Preeclampsia is rising in the US and has increased by 25% in the past 20 years. Around 5% of women deal with preeclampsia each year. Typically, if caught and treated early, most women are able to carry and deliver their baby safely.

Are you at risk of preeclampsia?

It is not known what exactly causes preeclampsia, but there are some risk factors that may make you more likely to have it. If you have any of these risk factors, we encourage you to tell your physician.

  • You had preeclampsia in another pregnancy. And the earlier in that pregnancy that you had it, makes your risk of having it again higher.
  • You are pregnant with twins, triplets or more.
  • You have high blood pressure, diabetes or kidney disease.
  • You are overweight with a BMI of 30 or higher.
  • You have a family history of preeclampsia.
  • You are over the age of 35.
  • You had complications in another pregnancy, such as low birth weight.

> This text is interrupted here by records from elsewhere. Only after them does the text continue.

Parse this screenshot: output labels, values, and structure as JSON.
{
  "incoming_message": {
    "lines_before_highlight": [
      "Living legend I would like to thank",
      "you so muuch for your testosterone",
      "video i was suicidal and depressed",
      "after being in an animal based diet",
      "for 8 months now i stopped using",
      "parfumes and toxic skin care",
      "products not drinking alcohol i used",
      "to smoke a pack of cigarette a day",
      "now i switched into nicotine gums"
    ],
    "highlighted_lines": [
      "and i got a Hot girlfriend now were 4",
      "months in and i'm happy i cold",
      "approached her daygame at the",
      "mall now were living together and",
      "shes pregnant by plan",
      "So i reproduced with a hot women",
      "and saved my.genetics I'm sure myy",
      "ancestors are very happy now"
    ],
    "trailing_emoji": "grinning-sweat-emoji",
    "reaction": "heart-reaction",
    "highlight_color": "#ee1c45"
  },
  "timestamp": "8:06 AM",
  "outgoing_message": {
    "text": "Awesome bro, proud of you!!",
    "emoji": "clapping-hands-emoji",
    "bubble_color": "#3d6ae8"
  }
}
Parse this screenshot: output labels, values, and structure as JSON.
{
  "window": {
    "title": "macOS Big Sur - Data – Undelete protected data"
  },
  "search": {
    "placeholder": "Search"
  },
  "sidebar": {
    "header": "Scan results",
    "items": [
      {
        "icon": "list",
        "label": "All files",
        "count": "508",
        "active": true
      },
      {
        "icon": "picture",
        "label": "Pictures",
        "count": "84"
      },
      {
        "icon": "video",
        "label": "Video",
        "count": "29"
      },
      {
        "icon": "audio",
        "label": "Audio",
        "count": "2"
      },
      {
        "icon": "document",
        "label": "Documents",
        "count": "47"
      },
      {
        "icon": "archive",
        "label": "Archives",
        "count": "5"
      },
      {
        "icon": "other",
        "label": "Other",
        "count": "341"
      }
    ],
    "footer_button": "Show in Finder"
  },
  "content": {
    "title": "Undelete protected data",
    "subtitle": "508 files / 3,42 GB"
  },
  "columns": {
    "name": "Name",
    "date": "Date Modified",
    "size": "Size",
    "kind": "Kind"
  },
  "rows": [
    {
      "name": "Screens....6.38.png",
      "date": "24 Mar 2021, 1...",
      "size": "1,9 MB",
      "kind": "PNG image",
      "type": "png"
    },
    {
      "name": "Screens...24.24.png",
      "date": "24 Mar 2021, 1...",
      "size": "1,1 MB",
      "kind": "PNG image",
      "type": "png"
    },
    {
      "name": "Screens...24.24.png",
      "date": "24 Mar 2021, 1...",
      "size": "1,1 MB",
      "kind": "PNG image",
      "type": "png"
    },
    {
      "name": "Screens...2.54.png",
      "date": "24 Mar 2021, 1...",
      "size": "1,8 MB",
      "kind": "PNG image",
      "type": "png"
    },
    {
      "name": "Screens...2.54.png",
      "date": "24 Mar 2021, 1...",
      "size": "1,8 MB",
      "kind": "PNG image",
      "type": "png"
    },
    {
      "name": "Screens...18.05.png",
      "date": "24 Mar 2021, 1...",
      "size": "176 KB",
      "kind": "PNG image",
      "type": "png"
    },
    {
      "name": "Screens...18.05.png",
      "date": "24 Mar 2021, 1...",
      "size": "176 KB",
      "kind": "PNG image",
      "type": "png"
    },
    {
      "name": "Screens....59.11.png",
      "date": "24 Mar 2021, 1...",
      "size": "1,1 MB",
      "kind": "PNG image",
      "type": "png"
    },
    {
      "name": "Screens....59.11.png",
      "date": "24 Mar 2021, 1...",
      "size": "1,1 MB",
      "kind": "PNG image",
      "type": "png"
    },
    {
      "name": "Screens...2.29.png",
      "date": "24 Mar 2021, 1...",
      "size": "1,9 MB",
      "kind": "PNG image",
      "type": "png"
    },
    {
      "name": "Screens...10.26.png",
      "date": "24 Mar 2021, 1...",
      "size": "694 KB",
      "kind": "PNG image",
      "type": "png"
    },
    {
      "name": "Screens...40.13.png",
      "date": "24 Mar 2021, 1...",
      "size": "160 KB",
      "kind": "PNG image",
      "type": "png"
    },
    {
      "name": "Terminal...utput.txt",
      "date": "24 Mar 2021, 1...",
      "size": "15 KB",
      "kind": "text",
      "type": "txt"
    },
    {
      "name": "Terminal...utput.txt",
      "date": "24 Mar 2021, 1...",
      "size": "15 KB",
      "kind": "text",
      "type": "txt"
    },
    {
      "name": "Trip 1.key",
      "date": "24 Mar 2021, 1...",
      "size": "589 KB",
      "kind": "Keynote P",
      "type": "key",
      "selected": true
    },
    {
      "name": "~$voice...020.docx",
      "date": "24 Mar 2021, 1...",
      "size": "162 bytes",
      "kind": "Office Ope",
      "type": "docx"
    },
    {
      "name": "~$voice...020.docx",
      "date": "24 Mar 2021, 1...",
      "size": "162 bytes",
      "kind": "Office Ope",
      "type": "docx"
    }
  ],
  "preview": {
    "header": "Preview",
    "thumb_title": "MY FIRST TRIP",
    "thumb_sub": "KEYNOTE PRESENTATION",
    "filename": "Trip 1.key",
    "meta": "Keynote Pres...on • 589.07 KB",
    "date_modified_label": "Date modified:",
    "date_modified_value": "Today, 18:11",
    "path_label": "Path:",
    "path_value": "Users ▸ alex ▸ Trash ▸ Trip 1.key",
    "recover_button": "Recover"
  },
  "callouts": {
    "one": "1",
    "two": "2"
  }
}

Preeclampsia can affect not only the mom but the baby as well. Complications include seizures, strokes, bleeding, pre-term delivery, and organ damage. It is important to monitor your symptoms and go to all your prenatal visits  and contact your doctor if you become concerned.

What are the symptoms of preeclampsia?

The number one sign of preeclampsia is high blood pressure and left untreated can cause your kidneys and liver to not work properly. Here are some symptoms of preeclampsia:

  • Continuous headache
  • Blurry vision or light sensitivity
  • Severe nausea
  • Pain in your belly
  • Difficulty breathing
  • Swelling of your hands, feet and legs
  • Rapid weight gain

Sometimes, preeclampsia has no symptoms, or the symptoms are similar to regular pregnancy traits. This is why it is important to see your doctor regularly, have routine screenings, and monitor how you feel. Early detection can drastically reduce the effects of preeclampsia.

Are there causes of preeclampsia?

Unfortunately, preeclampsia has no identifying cause, and some people are just at a higher risk of developing it. Treatment can include close monitoring by a doctor and providing medications to counteract the symptoms. If you are in good health and at least 37 weeks, your physician may recommend delivering the baby early.

Because headaches, nausea, and aches and pains are common pregnancy complaints, it’s difficult to know when new symptoms are just part of your pregnancy or when it is an indicator of a more serious problem. If you have questions or concerns regarding preeclampsia, do not hesitate to contact your provider at Greenville Women’s Care to schedule an appointment.